MATERIAL SHOWN START

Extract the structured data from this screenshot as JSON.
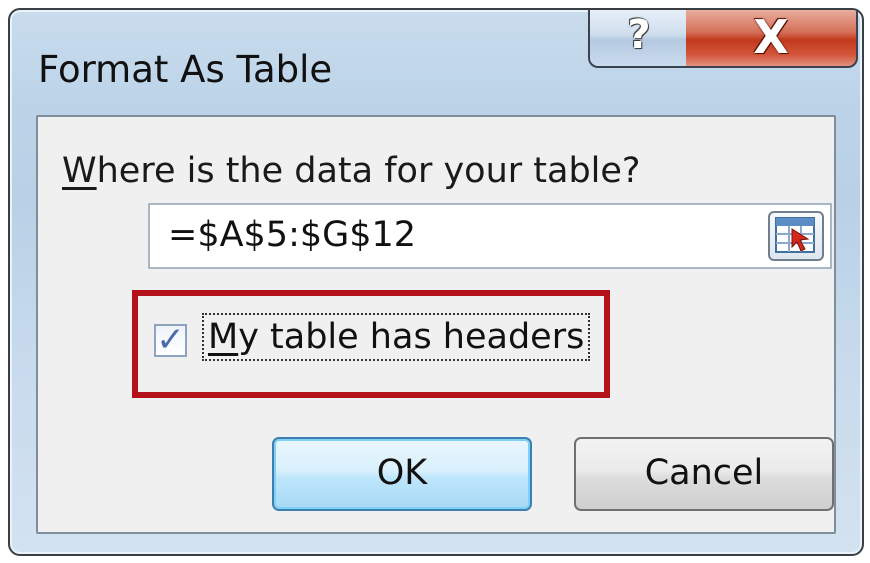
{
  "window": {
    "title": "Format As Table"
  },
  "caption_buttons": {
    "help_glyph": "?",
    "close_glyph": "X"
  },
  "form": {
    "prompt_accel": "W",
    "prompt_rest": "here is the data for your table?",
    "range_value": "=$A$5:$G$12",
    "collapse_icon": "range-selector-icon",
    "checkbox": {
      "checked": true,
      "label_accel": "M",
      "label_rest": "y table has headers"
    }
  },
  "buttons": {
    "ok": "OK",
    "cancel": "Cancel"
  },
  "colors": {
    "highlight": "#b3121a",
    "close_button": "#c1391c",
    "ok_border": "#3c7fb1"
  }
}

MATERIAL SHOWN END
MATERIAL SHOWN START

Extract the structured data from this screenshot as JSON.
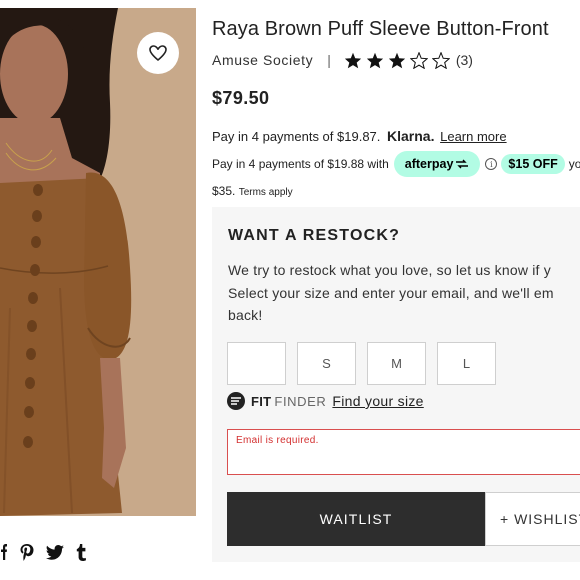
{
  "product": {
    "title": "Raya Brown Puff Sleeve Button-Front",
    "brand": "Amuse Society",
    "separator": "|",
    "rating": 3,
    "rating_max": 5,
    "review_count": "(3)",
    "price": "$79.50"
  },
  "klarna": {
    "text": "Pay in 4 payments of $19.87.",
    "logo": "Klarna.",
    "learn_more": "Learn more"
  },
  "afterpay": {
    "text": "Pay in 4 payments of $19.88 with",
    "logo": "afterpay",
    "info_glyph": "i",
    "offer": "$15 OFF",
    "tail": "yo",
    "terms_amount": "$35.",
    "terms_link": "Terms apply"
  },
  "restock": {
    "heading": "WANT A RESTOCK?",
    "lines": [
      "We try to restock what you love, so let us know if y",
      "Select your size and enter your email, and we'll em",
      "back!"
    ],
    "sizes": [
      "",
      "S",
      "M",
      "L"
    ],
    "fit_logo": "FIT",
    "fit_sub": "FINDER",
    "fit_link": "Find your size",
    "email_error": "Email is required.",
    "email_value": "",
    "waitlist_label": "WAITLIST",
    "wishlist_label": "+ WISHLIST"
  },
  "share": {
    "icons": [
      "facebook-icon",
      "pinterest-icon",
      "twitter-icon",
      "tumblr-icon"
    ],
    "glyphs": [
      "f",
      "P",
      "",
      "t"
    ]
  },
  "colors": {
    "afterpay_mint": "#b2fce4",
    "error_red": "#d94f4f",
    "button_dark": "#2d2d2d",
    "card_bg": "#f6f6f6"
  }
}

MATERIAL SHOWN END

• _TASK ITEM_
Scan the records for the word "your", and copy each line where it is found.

• _SOLUTION TO THE PROBLEM_
    "prompt_rest": "here is the data for your table?",
      "Select your size and enter your email, and we'll em",
    "fit_link": "Find your size",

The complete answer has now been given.